In coaxing a neglected property back to life, Wenham designer Sebastian Carpenter brings its rural grace to the fore.

No one wanted this house. “The Realtor said that when prospective buyers saw it, they wouldn’t get out of their cars—they just left.


But we fell in love with the grounds,” says Wenham designer Sebastian Carpenter. The land overlooked Wenham Lake, framed by gnarled dogwoods and granite block terraces crowned with cut stone coping. A garden featured heirloom roses and peonies; vines clambered up weathered trellises built against the old red brick carriage house.

The formal landscaping harkened back to the original 1916 structure, a grand three-story red brick Georgian Revival that burned to the ground in 1950. Unfortunately, its replacement was “a double-high, double-wide,” recalls Carpenter, that turned away buyers in droves.

But he and his wife, Elisabeth, one of the founders of the TV Internet company Brightcove, knew they could do something special when they bought it in 2003. For the next two years, they completely reinvented the house and now live there with their children. “We wanted a home where we’d feel tied to the land, grow vegetables, fruit trees, have sheep grazing, chickens, lots of space where our three children could play, and where we could have guests come and stay,” he says. Today, the long, pine-shaded drive leads from the street up to an expansive modernist pale yellow house, whose horizontal banding in the stucco walls are a gentle nod to Adolf Loos, art deco, and Frank Lloyd Wright.

After a semester at the Yale School of Architecture, Carpenter designed and built furniture, then moved to London with his wife to study interior design at Chelsea College of Art and Design. There, he developed a busy interior design practice while helping raise their three children.

“We spent weekends at big English houses in the country,” Carpenter says, “visiting friends or touring various National Trust properties.

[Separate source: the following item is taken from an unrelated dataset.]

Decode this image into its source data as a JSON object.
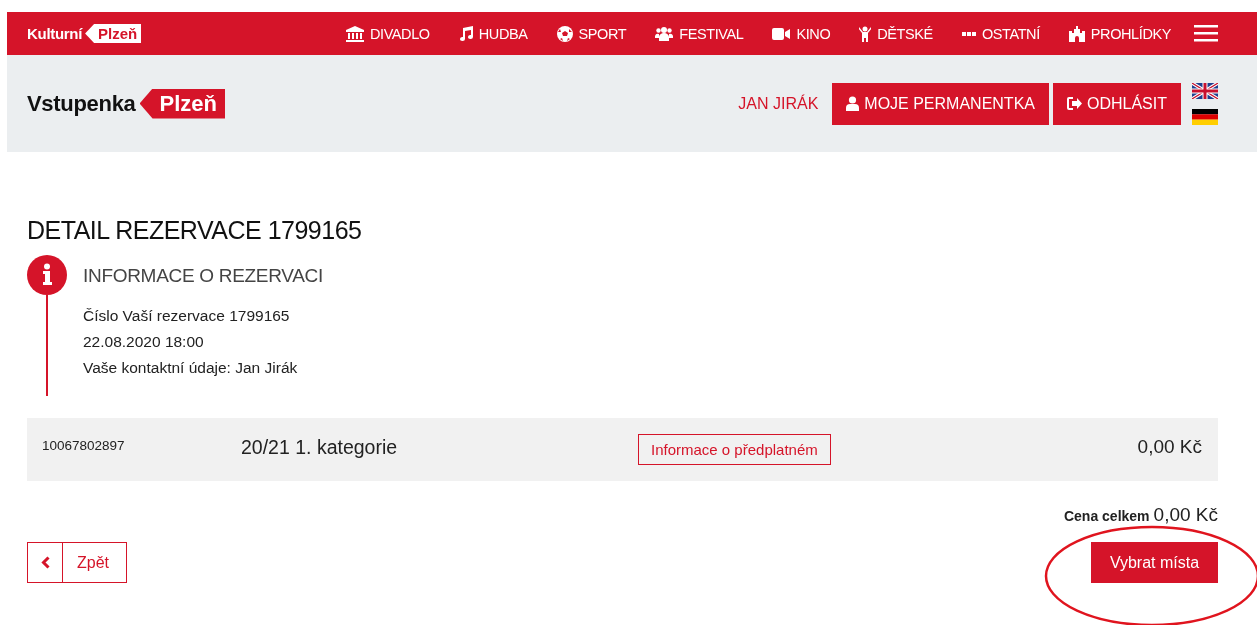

I was intrigued with iconic British style, but at the same time my personal style became more contemporary. I did projects in traditional English homes but started to treat spaces like works of art instead of just spaces to fill. Architecture school built the framework, but London made me who I am.”




Carpenter embraced the long, narrow footprint of his ’50s house by creating two distinct faces: The east elevation, overlooking the lake, features oversize windows, more glass than solid, while the west has smaller, strategic punctures. Centered on this façade is a new glazed portico. Beyond, the house opens to a 25-by-13-foot entry hall with a white and green checkered marble floor.




“I like to paint with a broad brush and use few colors and gestures, repeated many times,” he says. The same polished green stone of the entryway, for example, tops the Carpenter-designed dining table and the kitchen counter. Green marble also forms the hearth of the elevated double-sided fireplace that faces both the living room and the kitchen. Upstairs, the floor and countertop of the master bath are furnished with the same green marble.


The Carpenters planted an apple orchard and are still considering acquiring chickens. The nearly 100-year-old gardens have been coaxed into bloom and embellished by new plantings. The couple takes special pride in the row of raised beds in the walled garden just outside the kitchen door—the source of a variety of homegrown vegetables. “Last year we had tomatoes clear into December,” says Carpenter happily.